What is expected: Report how many lines of the material contain the string "text". Add nothing beyond the number.

Dataset entries:

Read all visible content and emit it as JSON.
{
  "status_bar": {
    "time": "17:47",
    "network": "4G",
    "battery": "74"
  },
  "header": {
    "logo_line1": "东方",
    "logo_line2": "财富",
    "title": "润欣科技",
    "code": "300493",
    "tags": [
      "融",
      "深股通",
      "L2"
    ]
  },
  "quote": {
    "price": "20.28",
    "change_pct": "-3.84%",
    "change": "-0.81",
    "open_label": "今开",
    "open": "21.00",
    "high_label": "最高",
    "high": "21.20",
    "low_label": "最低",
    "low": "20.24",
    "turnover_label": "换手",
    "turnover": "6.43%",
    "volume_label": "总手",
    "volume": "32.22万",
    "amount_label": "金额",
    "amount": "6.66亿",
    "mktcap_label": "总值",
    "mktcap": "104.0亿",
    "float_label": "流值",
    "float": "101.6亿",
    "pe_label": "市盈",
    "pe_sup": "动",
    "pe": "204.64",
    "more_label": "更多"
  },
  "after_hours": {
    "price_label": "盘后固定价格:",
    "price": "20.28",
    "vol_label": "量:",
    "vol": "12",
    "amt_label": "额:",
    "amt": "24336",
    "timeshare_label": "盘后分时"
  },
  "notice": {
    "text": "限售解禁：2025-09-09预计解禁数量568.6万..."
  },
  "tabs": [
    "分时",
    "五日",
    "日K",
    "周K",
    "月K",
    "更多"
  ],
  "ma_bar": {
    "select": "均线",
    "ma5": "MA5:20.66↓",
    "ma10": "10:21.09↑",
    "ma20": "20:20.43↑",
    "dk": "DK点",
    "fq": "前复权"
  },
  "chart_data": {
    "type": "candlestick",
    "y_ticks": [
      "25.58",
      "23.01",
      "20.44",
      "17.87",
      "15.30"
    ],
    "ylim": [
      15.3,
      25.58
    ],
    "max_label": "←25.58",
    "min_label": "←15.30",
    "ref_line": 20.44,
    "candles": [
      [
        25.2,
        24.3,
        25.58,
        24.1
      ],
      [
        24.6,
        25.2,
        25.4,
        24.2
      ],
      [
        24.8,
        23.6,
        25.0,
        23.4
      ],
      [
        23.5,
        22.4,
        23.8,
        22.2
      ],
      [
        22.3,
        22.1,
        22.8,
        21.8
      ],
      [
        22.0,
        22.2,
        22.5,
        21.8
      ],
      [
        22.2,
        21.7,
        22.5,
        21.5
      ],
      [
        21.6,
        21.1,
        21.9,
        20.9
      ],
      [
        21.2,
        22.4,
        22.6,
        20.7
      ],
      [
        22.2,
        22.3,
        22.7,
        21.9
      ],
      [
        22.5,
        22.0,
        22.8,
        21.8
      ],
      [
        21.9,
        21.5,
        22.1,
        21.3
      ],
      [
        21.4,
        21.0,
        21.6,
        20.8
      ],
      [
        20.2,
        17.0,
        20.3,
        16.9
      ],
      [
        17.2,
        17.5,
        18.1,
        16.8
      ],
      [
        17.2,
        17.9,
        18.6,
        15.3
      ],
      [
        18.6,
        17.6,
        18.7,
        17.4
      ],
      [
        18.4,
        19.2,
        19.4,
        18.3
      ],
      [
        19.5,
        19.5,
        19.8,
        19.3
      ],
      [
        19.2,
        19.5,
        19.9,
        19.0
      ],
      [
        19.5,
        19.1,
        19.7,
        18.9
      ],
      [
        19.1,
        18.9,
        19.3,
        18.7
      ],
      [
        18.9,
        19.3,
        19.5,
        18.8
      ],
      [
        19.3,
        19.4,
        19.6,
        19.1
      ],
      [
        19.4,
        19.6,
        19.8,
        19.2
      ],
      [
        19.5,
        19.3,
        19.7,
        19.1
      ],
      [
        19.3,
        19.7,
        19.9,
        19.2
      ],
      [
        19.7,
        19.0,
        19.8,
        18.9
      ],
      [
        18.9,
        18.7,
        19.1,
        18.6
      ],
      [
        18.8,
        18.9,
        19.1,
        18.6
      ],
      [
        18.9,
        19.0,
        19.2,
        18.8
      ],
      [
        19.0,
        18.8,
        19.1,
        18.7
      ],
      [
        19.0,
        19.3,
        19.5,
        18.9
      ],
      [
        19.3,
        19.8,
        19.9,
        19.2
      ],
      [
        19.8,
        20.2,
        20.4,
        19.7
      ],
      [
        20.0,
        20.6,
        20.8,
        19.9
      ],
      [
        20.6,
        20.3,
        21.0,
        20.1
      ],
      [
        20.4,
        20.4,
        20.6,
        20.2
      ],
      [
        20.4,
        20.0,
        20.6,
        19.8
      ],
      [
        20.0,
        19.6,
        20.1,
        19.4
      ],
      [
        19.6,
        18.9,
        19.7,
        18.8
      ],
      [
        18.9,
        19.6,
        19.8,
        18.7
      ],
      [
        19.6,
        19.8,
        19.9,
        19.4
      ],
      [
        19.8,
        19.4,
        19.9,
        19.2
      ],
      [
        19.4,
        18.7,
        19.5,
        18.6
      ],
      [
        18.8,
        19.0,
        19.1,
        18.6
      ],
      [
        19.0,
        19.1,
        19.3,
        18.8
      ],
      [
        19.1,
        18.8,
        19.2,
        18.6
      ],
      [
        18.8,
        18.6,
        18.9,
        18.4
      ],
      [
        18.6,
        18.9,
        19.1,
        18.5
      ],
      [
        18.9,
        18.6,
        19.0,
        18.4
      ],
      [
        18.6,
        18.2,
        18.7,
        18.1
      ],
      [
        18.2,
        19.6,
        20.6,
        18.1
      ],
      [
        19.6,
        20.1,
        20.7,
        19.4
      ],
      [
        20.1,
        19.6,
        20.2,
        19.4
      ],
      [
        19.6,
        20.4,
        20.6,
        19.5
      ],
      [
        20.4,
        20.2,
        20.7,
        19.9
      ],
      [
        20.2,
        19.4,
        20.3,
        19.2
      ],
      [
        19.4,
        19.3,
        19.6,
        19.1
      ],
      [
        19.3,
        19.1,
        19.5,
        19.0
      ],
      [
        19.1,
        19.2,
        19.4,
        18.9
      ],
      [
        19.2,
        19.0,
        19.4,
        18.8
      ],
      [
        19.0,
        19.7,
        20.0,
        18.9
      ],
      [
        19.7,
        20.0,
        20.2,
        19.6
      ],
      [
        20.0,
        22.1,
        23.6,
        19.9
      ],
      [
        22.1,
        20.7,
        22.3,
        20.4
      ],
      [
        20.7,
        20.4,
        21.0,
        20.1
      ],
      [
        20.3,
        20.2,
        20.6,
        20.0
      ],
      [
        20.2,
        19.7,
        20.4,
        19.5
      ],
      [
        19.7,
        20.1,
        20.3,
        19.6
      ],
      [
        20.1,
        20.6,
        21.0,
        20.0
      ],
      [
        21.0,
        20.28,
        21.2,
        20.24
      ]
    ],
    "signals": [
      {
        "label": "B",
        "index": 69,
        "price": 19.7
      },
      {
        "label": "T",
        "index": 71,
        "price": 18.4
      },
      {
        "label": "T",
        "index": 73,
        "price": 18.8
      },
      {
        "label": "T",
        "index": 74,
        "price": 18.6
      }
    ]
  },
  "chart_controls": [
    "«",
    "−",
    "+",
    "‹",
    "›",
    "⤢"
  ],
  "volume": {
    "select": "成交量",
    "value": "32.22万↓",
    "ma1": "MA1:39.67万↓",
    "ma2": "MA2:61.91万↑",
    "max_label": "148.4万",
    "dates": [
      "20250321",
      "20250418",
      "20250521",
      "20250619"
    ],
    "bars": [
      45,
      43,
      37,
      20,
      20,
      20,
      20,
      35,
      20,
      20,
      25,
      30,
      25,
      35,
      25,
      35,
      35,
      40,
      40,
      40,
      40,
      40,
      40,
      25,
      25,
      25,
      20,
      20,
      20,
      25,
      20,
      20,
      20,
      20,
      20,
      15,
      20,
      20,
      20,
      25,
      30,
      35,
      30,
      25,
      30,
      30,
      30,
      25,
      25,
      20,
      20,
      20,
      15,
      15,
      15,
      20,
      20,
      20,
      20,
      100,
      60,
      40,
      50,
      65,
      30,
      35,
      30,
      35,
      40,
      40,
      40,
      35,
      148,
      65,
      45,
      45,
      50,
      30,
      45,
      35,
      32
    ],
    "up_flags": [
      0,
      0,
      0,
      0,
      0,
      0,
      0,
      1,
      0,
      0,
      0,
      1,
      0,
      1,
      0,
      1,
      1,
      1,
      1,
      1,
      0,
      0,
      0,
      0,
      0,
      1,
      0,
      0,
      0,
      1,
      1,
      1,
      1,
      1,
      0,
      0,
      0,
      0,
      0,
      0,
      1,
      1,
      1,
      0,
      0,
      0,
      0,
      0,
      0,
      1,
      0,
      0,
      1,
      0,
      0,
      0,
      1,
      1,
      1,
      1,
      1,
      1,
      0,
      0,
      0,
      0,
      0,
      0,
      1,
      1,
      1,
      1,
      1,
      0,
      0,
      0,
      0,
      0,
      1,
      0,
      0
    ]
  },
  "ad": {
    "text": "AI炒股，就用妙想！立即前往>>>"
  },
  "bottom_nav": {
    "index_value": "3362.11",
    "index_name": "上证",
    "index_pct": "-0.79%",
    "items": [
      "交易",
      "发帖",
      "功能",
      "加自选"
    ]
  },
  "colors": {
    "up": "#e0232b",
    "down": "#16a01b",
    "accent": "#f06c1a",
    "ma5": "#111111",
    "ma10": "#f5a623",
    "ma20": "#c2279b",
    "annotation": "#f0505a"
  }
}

Answer for the task: 2